Here is another fun Decorex find from Blogtour London to share with you. Paperboy caught me eye because I am a wallpaper junkie. These original designs are so creative and not cloyingly sweet. Read the story Paperboy and how they came to be.
The PaperBoy Story
We make boy’s wallpaper and fabric that feels crafted, that’s good quality, that’s thoughtful and has personality. That even has a sense of humour. We make children’s wallpaper and fabric where boy’s themes meet grown-up style. Two opposing concepts coming together.
We hope you like what we’ve made.

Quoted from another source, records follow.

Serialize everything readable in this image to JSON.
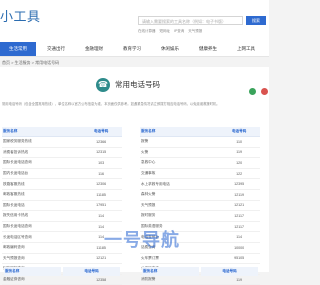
{
  "header": {
    "logo": "小工具",
    "search_placeholder": "请输入需要搜索的工具名称（例如：电子书版）",
    "search_button": "搜索",
    "hotlinks": [
      "在线计算器",
      "短网址",
      "IP查询",
      "天气预报"
    ]
  },
  "nav": {
    "items": [
      "生活常用",
      "交通出行",
      "金融理财",
      "教育学习",
      "休闲娱乐",
      "健康养生",
      "上网工具"
    ],
    "active_index": 0
  },
  "breadcrumb": "首页 > 生活服务 > 常用电话号码",
  "page": {
    "title": "常用电话号码",
    "notice": "常用电话号码（包含全国常用热线），单位名称以官方公布信息为准，本页面仅供参考。如遇紧急情况请立即拨打相应电话号码，以免延误救援时机。"
  },
  "colors": {
    "accent": "#2e6ad0",
    "icon": "#2e8b8b"
  },
  "icons": {
    "phone": "phone-icon",
    "share_wechat": "wechat-icon",
    "share_weibo": "weibo-icon"
  },
  "table_left": {
    "headers": [
      "服务名称",
      "电话号码"
    ],
    "rows": [
      [
        "国家税务服务热线",
        "12366"
      ],
      [
        "消费者投诉热线",
        "12315"
      ],
      [
        "国际长途电话查询",
        "103"
      ],
      [
        "国内长途电话台",
        "116"
      ],
      [
        "铁路客服热线",
        "12306"
      ],
      [
        "邮政客服热线",
        "11185"
      ],
      [
        "国际长途电话",
        "17951"
      ],
      [
        "报失信用卡热线",
        "114"
      ],
      [
        "国际长途电话查询",
        "114"
      ],
      [
        "长途电话区号查询",
        "114"
      ],
      [
        "邮政编码查询",
        "11185"
      ],
      [
        "天气预报查询",
        "12121"
      ],
      [
        "列车时刻查询",
        "95105"
      ],
      [
        "金融证券咨询",
        "12358"
      ]
    ],
    "second_headers": [
      "服务名称",
      "电话号码"
    ]
  },
  "table_right": {
    "headers": [
      "服务名称",
      "电话号码"
    ],
    "rows": [
      [
        "报警",
        "110"
      ],
      [
        "火警",
        "119"
      ],
      [
        "急救中心",
        "120"
      ],
      [
        "交通事故",
        "122"
      ],
      [
        "水上求救专用电话",
        "12395"
      ],
      [
        "森林火警",
        "12119"
      ],
      [
        "天气预报",
        "12121"
      ],
      [
        "报时服务",
        "12117"
      ],
      [
        "国际英语服务",
        "12117"
      ],
      [
        "电话查号台",
        "114"
      ],
      [
        "话费查询",
        "10000"
      ],
      [
        "火车票订票",
        "95105"
      ],
      [
        "公安局电话",
        "110"
      ],
      [
        "消防报警",
        "119"
      ]
    ],
    "second_headers": [
      "服务名称",
      "电话号码"
    ]
  },
  "watermark": "一号导航"
}
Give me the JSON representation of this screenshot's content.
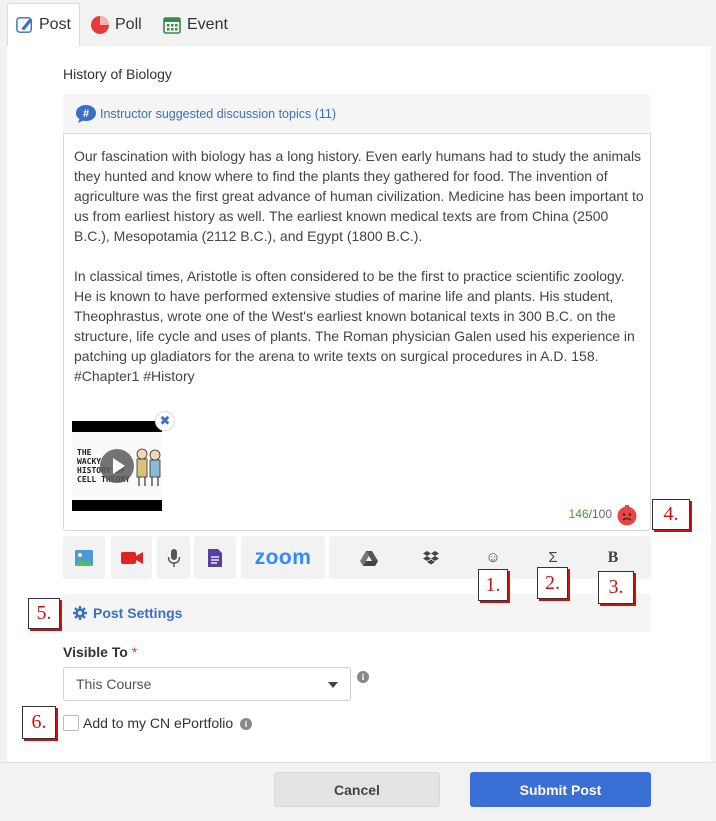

PaperBoy was conceived when two six year old boys, Rory and Archie, outgrew their nursery-style room and needed a place that they (and their mum, Victoria) could be proud of. So she thought about what made a beautiful house. A place with a few lovely, classic things. A place with designs and materials that sing. That’s filled with colours and shapes that have a sense of harmony and intrigue. That makes you feel somehow calmer, more comfortable. As if the world is really rather fine. Somewhere that might even make you smile. And she thought wouldn’t it be great if you could find designs that did this for the boys? But she couldn’t find any.
There’s nothing in the world for boys that’s nice.
She was looking for boy’s wallpaper and fabric that felt hand-made, but wasn’t folksy or whimsical or twee. Something more pleasing than tacky, standard licensed wares. But affordable, too. Something classic, even iconic, but with an edge. Bang-up-to-date modern, but with room for nostalgia. Enough fun for little kids yet cool enough for bigger ones. And lovely enough to fit in with a beautiful, grown-up decoration scheme.
Well made, slightly subversive. And funny.
So she gave up looking and got on with making. She liked the hand-made look so she drew the images. The boys she asked liked ‘edgy’ images, from graffiti to slightly scary skeletons. And more classic images like pets, puppets and dinosaurs. And they responded in a surprisingly sophisticated way to colour, simplicity and texture. She came up with designs that would appeal to boys from pre-school to teens. Something for after the fluffy bunny stage that would see them through until they painted their bedrooms black.